Assignment: Your answer should consist of the lines in the data below that contain "YouGov".

Dataset rows describing interfaces:
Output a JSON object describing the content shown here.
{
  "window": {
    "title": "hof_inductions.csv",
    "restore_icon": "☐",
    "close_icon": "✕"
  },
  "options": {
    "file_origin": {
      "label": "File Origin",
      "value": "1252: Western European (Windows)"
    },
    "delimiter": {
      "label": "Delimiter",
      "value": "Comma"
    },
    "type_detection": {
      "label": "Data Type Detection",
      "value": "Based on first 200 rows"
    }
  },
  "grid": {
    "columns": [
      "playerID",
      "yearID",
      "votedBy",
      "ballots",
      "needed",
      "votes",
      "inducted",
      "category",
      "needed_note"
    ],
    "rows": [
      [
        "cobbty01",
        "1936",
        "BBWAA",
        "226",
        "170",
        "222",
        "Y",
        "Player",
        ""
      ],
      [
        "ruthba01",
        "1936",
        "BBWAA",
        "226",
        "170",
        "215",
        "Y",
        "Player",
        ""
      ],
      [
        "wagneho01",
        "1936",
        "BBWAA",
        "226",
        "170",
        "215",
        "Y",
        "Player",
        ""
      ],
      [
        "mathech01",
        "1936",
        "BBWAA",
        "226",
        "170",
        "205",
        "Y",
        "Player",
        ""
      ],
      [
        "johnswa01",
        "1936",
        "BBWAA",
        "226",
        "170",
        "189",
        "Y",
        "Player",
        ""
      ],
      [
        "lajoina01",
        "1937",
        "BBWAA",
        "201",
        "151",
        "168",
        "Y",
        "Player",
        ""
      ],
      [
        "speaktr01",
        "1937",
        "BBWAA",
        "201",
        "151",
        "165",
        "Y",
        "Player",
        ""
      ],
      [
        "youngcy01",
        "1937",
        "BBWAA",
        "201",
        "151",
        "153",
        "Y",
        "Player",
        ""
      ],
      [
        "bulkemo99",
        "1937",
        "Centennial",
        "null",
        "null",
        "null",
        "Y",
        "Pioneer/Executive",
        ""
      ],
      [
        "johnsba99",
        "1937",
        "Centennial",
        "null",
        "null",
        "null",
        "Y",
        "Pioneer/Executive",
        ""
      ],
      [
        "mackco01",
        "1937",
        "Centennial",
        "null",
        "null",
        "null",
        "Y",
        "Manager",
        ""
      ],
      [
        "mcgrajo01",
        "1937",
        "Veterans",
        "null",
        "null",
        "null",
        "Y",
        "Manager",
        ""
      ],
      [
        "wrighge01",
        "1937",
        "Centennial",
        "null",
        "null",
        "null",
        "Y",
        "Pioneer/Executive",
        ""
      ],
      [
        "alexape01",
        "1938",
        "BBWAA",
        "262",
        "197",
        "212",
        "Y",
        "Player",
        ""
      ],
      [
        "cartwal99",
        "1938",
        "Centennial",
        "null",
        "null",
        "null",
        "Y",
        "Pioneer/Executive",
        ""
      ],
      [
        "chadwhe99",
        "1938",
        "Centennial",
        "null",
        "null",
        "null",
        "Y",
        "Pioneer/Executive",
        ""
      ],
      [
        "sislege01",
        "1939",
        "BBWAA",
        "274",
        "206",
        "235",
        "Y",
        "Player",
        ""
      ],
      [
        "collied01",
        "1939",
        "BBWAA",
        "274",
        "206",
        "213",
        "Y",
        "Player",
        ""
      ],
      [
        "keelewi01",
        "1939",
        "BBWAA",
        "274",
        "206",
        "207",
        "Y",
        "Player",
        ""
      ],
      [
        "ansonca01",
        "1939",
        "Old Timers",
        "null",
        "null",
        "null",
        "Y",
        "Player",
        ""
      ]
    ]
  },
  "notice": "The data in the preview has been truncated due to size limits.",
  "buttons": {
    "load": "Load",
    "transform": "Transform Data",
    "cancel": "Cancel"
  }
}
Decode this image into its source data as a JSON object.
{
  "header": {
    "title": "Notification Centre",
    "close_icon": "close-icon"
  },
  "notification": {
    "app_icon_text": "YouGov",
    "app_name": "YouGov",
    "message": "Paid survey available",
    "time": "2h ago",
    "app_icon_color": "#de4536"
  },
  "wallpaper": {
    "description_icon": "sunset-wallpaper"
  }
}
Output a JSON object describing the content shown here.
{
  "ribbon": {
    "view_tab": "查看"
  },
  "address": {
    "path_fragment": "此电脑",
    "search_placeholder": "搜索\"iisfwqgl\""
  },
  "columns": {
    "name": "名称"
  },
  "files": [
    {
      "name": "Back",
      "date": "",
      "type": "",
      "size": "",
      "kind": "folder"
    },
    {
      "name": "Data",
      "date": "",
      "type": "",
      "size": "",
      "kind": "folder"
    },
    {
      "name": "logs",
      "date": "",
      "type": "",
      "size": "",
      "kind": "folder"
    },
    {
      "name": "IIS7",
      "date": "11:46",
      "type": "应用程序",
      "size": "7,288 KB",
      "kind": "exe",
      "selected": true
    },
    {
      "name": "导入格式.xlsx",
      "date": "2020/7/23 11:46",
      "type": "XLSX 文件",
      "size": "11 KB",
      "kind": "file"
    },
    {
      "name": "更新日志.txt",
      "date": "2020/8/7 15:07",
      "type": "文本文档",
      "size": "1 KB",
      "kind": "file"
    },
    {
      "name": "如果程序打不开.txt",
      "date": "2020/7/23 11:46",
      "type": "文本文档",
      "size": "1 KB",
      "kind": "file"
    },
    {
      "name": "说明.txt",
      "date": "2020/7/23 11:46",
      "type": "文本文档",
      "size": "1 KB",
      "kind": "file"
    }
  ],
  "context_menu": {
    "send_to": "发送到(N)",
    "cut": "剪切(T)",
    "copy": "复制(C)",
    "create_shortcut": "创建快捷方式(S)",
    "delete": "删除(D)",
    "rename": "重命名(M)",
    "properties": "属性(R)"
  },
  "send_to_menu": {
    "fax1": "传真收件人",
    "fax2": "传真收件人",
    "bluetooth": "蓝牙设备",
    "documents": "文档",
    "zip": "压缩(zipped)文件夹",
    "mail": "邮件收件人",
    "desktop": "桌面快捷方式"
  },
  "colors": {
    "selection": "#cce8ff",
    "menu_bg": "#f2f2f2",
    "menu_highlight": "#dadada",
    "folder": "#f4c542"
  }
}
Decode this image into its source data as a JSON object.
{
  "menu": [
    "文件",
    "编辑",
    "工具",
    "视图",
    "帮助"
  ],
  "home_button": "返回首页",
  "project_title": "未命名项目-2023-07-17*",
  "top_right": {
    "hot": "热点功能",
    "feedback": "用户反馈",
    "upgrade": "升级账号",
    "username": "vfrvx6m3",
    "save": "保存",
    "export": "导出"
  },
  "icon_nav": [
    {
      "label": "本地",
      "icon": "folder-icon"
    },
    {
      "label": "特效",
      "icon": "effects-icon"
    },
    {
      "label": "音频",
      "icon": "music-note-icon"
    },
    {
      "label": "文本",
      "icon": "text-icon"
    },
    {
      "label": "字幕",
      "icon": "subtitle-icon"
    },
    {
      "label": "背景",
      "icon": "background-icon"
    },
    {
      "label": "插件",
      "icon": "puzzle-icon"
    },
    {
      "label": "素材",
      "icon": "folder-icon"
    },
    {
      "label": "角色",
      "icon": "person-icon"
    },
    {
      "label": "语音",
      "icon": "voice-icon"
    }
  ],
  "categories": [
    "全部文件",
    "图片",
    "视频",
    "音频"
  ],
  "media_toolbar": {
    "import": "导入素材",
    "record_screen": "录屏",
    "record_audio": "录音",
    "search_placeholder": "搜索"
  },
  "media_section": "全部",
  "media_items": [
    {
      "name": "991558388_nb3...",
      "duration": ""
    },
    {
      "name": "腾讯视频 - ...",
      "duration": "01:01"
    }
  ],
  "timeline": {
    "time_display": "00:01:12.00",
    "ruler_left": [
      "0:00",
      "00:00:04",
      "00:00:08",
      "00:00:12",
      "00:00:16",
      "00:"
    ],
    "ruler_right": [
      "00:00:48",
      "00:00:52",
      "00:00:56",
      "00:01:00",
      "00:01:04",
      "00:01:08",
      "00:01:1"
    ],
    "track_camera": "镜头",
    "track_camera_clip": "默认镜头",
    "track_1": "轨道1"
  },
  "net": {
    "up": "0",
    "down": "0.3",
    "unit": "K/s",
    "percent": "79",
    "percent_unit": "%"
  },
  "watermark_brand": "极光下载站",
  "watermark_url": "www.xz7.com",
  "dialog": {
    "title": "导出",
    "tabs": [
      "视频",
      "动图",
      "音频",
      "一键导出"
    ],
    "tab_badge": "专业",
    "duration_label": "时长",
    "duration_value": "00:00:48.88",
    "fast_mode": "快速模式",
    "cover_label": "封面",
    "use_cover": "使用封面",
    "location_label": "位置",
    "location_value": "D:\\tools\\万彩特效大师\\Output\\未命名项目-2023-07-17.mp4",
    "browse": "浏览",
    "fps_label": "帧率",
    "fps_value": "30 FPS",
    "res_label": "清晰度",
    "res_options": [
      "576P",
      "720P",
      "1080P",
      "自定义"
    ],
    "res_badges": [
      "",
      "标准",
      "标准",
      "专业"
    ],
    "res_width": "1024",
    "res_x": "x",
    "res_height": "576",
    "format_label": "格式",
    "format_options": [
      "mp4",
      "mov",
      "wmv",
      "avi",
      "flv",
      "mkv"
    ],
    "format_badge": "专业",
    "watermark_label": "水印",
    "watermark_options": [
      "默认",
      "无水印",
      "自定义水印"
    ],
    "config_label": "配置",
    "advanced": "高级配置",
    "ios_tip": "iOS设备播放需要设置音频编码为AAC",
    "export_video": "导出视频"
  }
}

Written solution:
    "app_icon_text": "YouGov",
    "app_name": "YouGov",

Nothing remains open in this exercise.